Roman Abramovich is the latest tycoon to part with his money after the collapse of his marriage. The billions at stake put his case in a different league from the marital disputes now before the courts in Britain. Yet the divorce of Chelsea FC’s owner could be part of a growing trend.
Abramovich is one of an increasing number of Russian oligarchs based in London for at least part of the year. Divorce lawyers specialising in international big-money work have noticed a marked increase in cases with a Russian dimension — partly because of England’s unique nondomiciled tax rule that allows wealthy individuals to avoid paying tax on income earned overseas.
There is also what is called the Yukos effect: only three years ago, Russia’s richest man then, Mikhail Khodorkovsky, was jailed while Yukos, his oil company, was dismantled and sold off. This has prompted a diaspora of wealthy oligarchs to seek a secure base outside Russia.

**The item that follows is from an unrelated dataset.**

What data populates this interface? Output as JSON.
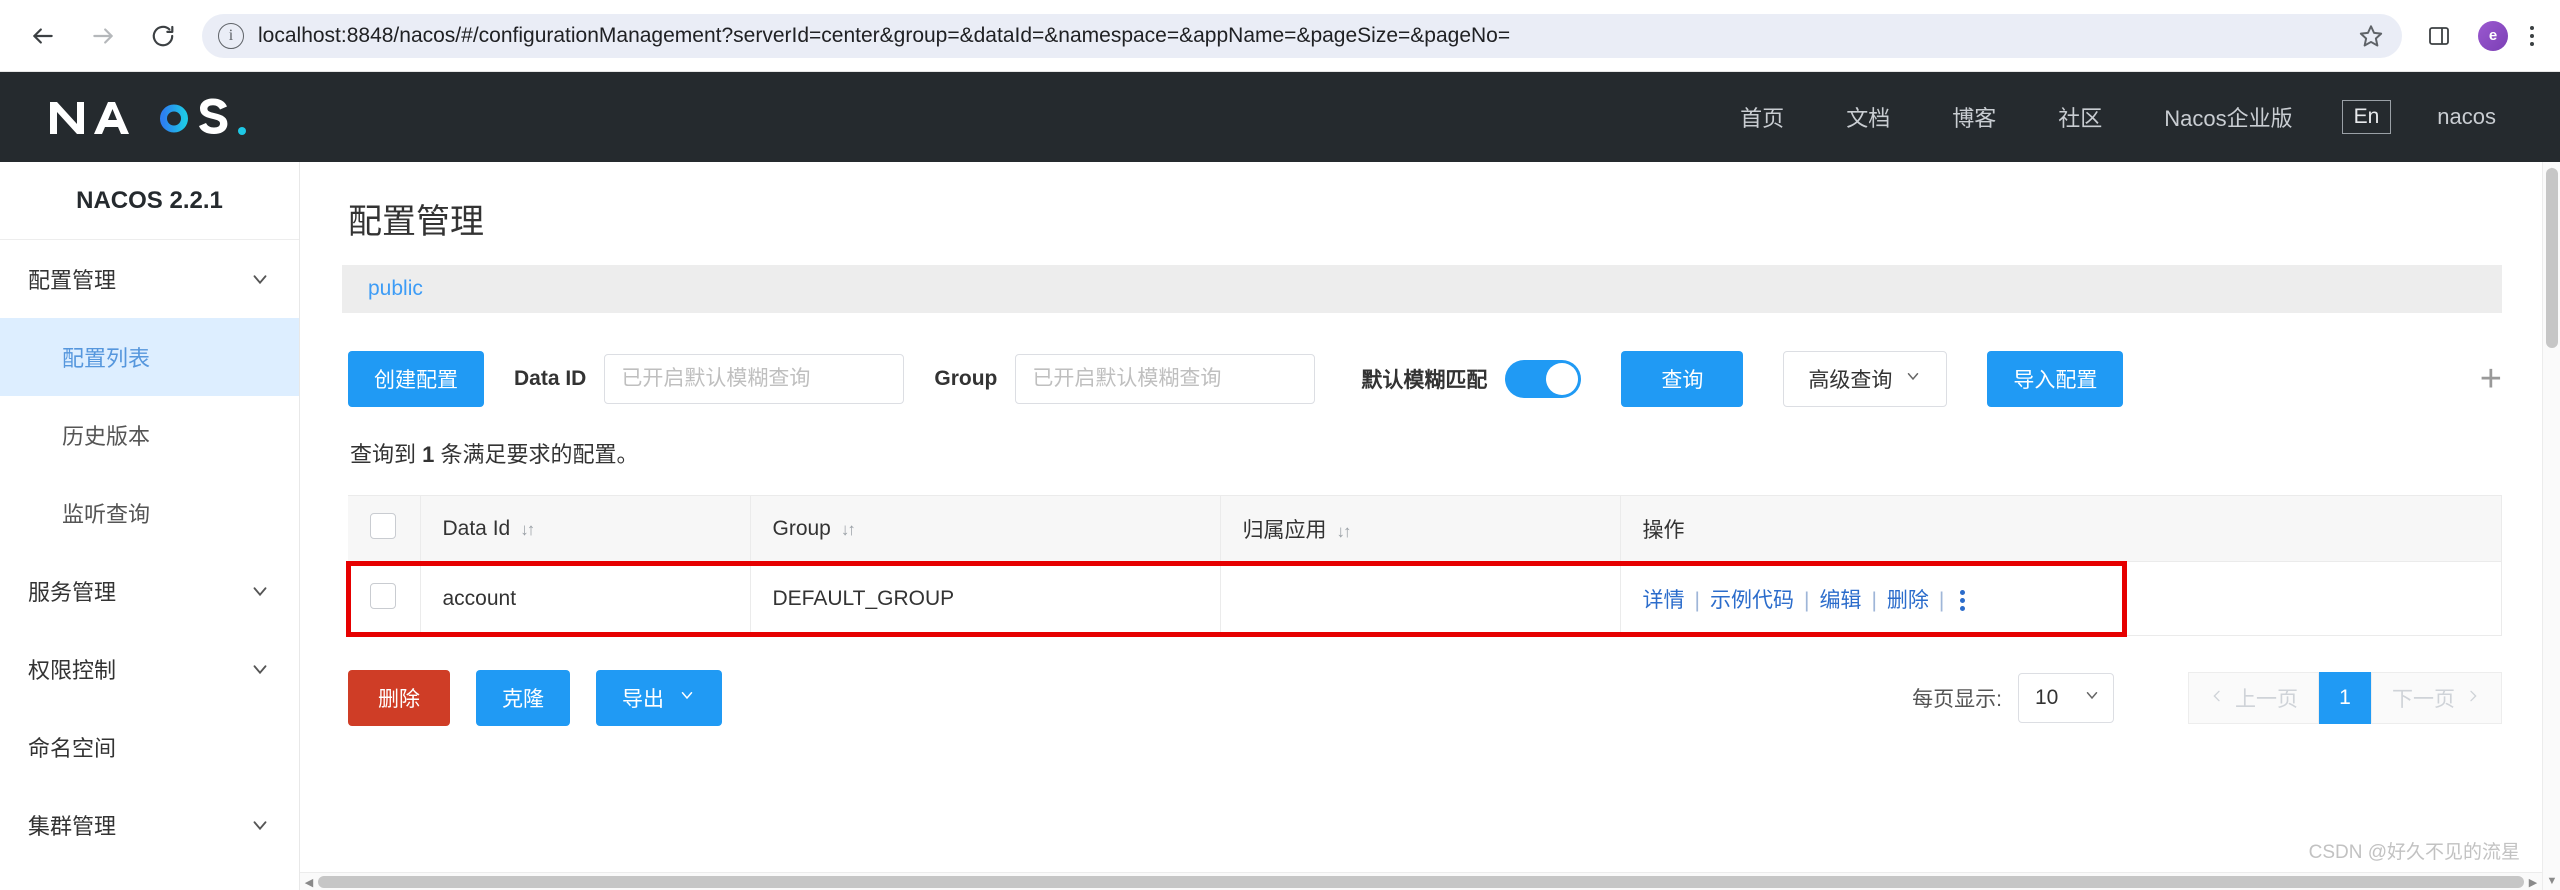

The rush to London has also been fuelled by the success of Russia’s economy. Moscow alone is home to more than 30 billionaires — more than any other city in the world — and about a third of Russia’s millionaires.
From an oligarch’s perspective, a move to England can be expensive, as the generous tax system is matched by a divorce jurisdiction that is arguably the most generous in the world for wives. England is the jurisdiction of choice for forum-shopping wives who can be confident that the courts, in an effort to achieve fairness, will recognise their nonfinancial contributions. Awards in big-money cases can generally not be bettered in Russia, or elsewhere.